I grew up without church. I was baptized, taught minimally the stories of Christmas and Easter, and that was it. But I always had a longing for God, and as a child, I thought that was synonymous with church. My first introduction to Christianity was a prayer group that met after school. It was led by well-meaning folks whose worldview was incredibly different from my own. I was young and impressionable. I tried hard to do and be all the right things, but I drifted away.
Eventually, I found my way to the local PC(USA) church. I attended one Sunday and was confused by how people just knew what to do, so I decided I would keep attending until I understood. I was surprised to learn the Presbyterian church offered confirmation — I thought that was just for Catholics. I was invited to join the confirmation class, but I wasn’t sure. I had questions and doubts and a ravenous curiosity. I wasn’t even sure if I believed in God. Being concerned about finding a church home was low on my list of worries. But I did end up joining the confirmation class. And, for a while, I was sold. I began helping in Sunday school, served as a youth elder, and started to put down some church roots.
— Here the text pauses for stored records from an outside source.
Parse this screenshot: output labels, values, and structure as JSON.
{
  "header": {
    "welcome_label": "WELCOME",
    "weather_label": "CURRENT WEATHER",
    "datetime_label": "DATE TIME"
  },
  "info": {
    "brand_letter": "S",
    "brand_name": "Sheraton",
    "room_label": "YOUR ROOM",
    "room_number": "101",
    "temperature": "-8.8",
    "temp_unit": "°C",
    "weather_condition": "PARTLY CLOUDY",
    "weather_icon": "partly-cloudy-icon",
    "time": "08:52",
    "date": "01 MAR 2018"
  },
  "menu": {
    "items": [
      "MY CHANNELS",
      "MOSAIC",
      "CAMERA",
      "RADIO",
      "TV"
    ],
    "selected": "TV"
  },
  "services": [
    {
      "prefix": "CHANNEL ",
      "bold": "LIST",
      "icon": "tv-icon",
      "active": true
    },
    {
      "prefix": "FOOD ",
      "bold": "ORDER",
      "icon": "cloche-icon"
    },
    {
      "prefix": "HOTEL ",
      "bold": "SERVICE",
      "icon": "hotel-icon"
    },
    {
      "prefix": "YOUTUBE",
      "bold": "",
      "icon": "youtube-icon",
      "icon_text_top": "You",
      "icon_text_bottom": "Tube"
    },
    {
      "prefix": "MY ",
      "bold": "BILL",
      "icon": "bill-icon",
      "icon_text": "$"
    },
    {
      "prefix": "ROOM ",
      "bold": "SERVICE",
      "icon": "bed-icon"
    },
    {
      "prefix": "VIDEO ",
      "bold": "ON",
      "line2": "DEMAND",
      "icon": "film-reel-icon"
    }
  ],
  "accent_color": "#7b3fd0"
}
A few years later, my father died after a long illness and his last days were full of suffering. I was full of questions; I was full of anger; I was full of doubt; I was confused. How could God be so loving and allow for such suffering? I spoke with one of my pastors, he didn’t have answers, I looked in online groups, and no answer was sufficient. I drifted away from God and the church. But my questions persisted.
When I slowly returned to God and to church life, my questions grew and shifted. I wanted to know if I had to believe certain things that seemed to be Christian beliefs but didn’t seem to align with what I was reading in Scripture. When I returned to my home church, my questions were welcomed by the pastoral leadership. I had great conversations and engaged in faith formation through this process.
Over time, I learned to appreciate a lot about the PC(USA). I couldn’t serve in a church where there are no systems of accountability for clergy. While our systems are far from perfect, we have ways to hold each other responsible. I have an interesting relationship with our polity. I love how we have processes to follow, and how we have leaders elected from the congregation. I do not love the way our process can slow us down at times or lead us to speak an insider language. While it gets harder and harder to do, I have always had a place in my heart for the way we Presbyterians can have differing opinions, ideas, and ways of doing things. I love that I am welcome to use my head as much as my heart because I need both in all aspects of my life.
The PC(USA) is my denominational home because I am welcome to ask questions; I am allowed to doubt; I do not have to have all the answers. It is my home because it allows me space to embrace all of who I am while I embrace others for who they are. (This is entirely frustrating work, but incredibly valuable.) There is space here for scholarship and deep heart work. We are far from perfect, but I see in us a willingness to engage in conversation, work toward wholeness, and maybe, just maybe, change the world for the better.